What to produce -> Should a line below contain the word "name", report it.

Supplied records Start Marker

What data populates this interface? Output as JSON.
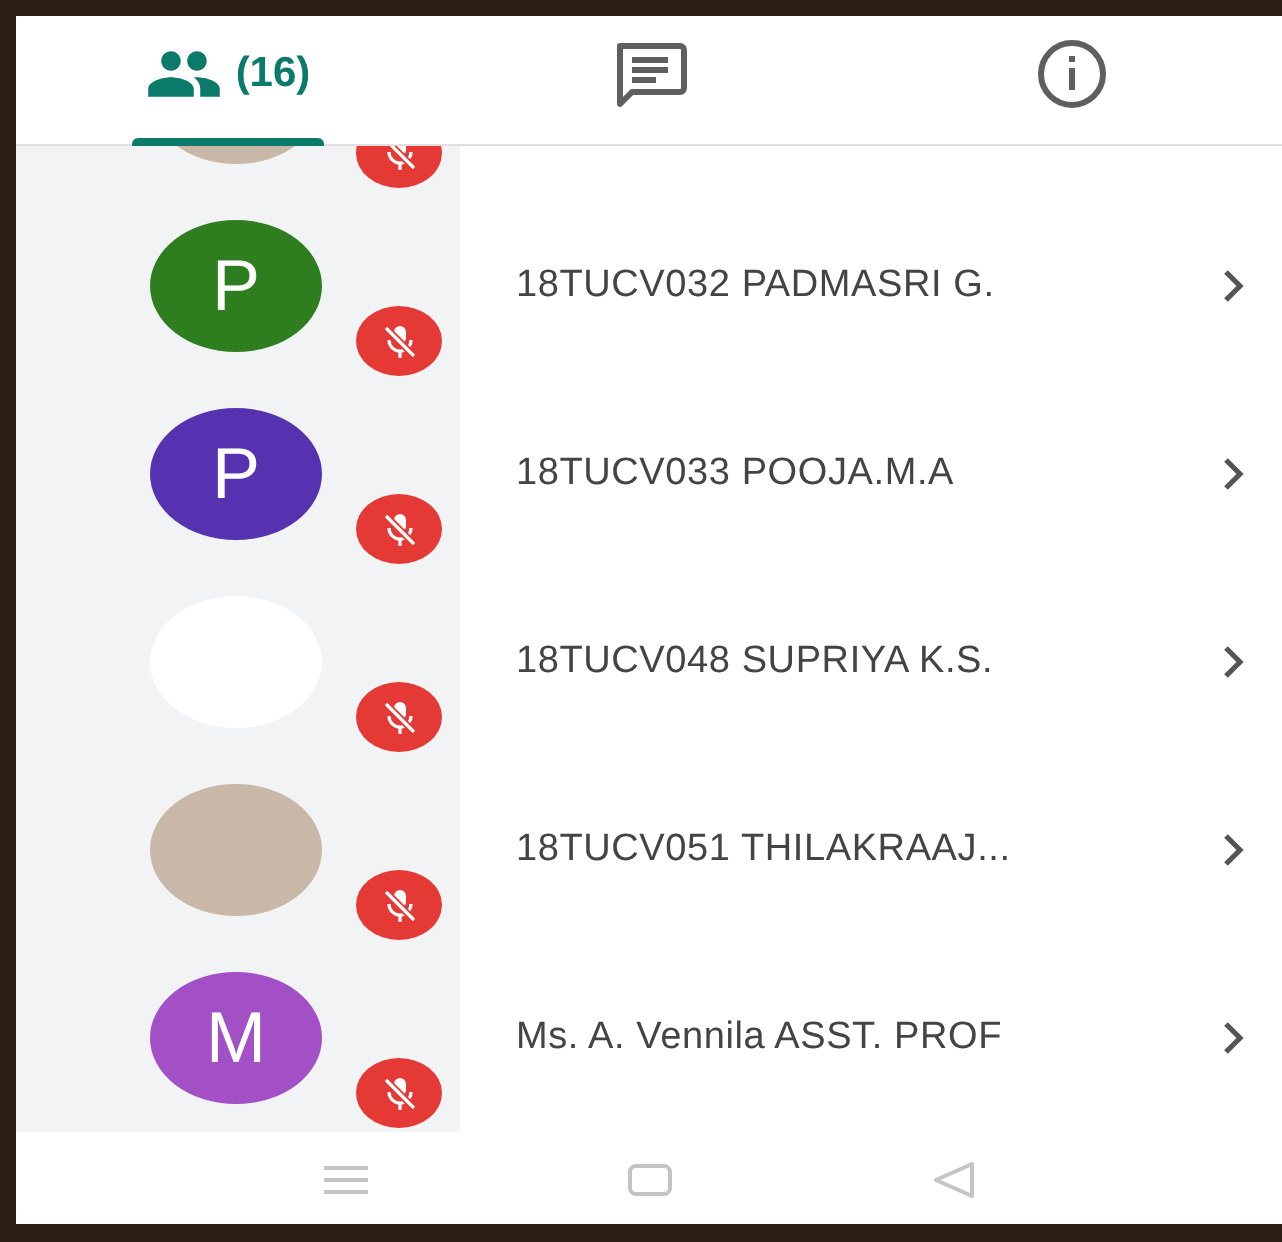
{
  "tabs": [
    {
      "kind": "people",
      "label": "(16)",
      "selected": true
    },
    {
      "kind": "chat",
      "selected": false
    },
    {
      "kind": "info",
      "selected": false
    }
  ],
  "participants": [
    {
      "kind": "photo",
      "muted": true
    },
    {
      "kind": "letter",
      "letter": "P",
      "color": "#2e7d1e",
      "name": "18TUCV032 PADMASRI G.",
      "muted": true
    },
    {
      "kind": "letter",
      "letter": "P",
      "color": "#5631b0",
      "name": "18TUCV033 POOJA.M.A",
      "muted": true
    },
    {
      "kind": "blank",
      "name": "18TUCV048 SUPRIYA K.S.",
      "muted": true
    },
    {
      "kind": "photo",
      "name": "18TUCV051 THILAKRAAJ...",
      "muted": true
    },
    {
      "kind": "letter",
      "letter": "M",
      "color": "#a34fc6",
      "name": "Ms. A. Vennila ASST. PROF",
      "muted": true
    }
  ],
  "nav_bar": [
    {
      "kind": "menu"
    },
    {
      "kind": "home"
    },
    {
      "kind": "back"
    }
  ]
}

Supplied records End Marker

Your solution ->
      "name": "18TUCV032 PADMASRI G.",
      "name": "18TUCV033 POOJA.M.A",
      "name": "18TUCV048 SUPRIYA K.S.",
      "name": "18TUCV051 THILAKRAAJ...",
      "name": "Ms. A. Vennila ASST. PROF",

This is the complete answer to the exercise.